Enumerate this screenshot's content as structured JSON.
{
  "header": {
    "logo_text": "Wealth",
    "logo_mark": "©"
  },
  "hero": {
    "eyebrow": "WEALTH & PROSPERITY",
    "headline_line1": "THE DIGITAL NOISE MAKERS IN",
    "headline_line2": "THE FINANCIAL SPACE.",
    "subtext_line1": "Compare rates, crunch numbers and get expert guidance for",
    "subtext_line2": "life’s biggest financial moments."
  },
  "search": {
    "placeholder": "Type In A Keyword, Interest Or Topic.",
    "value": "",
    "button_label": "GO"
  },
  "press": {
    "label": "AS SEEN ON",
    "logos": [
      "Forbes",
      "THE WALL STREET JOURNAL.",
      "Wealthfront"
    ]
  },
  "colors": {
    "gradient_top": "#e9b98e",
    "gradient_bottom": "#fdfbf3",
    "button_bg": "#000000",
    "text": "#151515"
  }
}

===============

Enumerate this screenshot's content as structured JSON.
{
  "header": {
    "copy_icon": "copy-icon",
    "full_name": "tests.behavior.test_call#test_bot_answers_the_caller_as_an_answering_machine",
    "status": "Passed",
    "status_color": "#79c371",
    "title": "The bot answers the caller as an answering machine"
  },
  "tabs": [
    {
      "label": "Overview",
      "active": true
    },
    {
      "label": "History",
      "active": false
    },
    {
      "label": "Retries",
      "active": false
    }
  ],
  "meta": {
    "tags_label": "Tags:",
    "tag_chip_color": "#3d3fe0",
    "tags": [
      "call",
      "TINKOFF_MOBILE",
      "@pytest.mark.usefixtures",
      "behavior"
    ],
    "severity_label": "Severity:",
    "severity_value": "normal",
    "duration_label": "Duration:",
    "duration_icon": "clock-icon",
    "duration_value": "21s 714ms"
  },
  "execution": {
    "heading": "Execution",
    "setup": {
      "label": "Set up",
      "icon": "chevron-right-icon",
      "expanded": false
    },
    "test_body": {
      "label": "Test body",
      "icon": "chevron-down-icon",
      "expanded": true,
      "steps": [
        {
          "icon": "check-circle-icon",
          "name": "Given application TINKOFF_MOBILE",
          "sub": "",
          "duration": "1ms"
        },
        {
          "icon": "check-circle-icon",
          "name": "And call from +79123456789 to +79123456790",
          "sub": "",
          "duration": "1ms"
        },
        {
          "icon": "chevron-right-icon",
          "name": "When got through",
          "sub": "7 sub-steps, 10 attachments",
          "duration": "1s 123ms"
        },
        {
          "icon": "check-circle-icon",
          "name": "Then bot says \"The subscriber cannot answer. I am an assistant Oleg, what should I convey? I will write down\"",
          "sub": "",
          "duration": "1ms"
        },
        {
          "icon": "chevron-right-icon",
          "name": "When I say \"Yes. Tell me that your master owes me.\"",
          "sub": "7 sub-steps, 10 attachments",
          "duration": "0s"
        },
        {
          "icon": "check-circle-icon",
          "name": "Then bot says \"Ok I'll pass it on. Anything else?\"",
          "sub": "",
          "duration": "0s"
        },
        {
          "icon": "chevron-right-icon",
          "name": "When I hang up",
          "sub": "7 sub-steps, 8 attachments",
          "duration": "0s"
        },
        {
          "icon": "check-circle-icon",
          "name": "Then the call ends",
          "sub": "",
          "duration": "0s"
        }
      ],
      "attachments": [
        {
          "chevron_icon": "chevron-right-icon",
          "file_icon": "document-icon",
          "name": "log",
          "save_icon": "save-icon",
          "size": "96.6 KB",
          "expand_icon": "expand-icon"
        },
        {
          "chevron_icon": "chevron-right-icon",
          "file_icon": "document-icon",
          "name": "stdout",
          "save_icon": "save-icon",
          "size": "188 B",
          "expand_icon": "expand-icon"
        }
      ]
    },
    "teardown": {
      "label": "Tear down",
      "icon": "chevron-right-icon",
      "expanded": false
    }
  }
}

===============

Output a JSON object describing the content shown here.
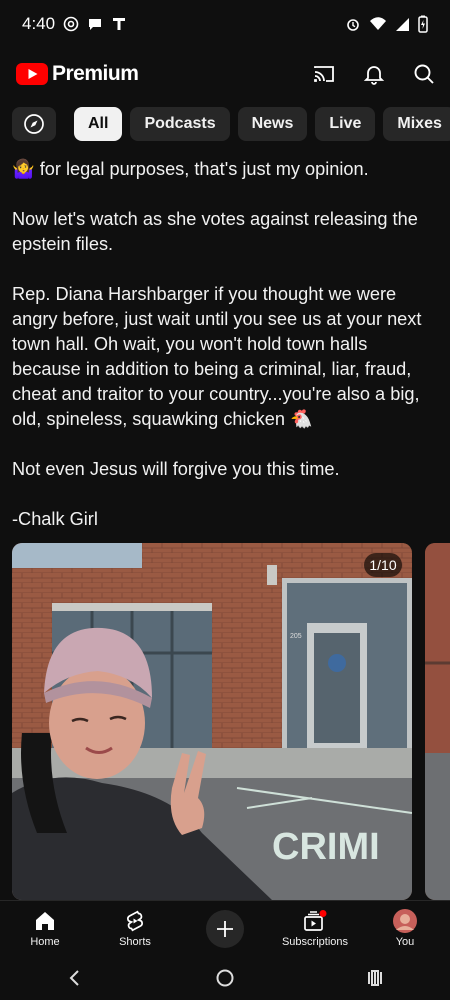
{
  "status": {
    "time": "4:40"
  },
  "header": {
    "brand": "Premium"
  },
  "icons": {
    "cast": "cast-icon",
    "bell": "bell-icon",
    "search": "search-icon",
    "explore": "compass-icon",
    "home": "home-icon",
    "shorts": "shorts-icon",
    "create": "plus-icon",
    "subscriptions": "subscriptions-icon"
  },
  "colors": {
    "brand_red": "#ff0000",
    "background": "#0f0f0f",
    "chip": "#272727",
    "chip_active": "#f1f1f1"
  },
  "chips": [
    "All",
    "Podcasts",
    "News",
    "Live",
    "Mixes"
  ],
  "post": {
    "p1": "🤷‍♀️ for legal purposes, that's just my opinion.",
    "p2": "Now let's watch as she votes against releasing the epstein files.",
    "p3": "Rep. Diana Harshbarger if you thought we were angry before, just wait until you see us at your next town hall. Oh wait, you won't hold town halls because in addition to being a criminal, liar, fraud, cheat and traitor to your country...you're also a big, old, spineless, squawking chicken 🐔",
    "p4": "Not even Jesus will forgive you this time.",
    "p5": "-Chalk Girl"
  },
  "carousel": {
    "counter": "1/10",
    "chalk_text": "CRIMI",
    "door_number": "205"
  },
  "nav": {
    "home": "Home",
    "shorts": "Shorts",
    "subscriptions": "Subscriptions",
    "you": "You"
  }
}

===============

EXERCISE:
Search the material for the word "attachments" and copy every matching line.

YOUR RESPONSE:
          "sub": "7 sub-steps, 10 attachments",
          "sub": "7 sub-steps, 10 attachments",
          "sub": "7 sub-steps, 8 attachments",
      "attachments": [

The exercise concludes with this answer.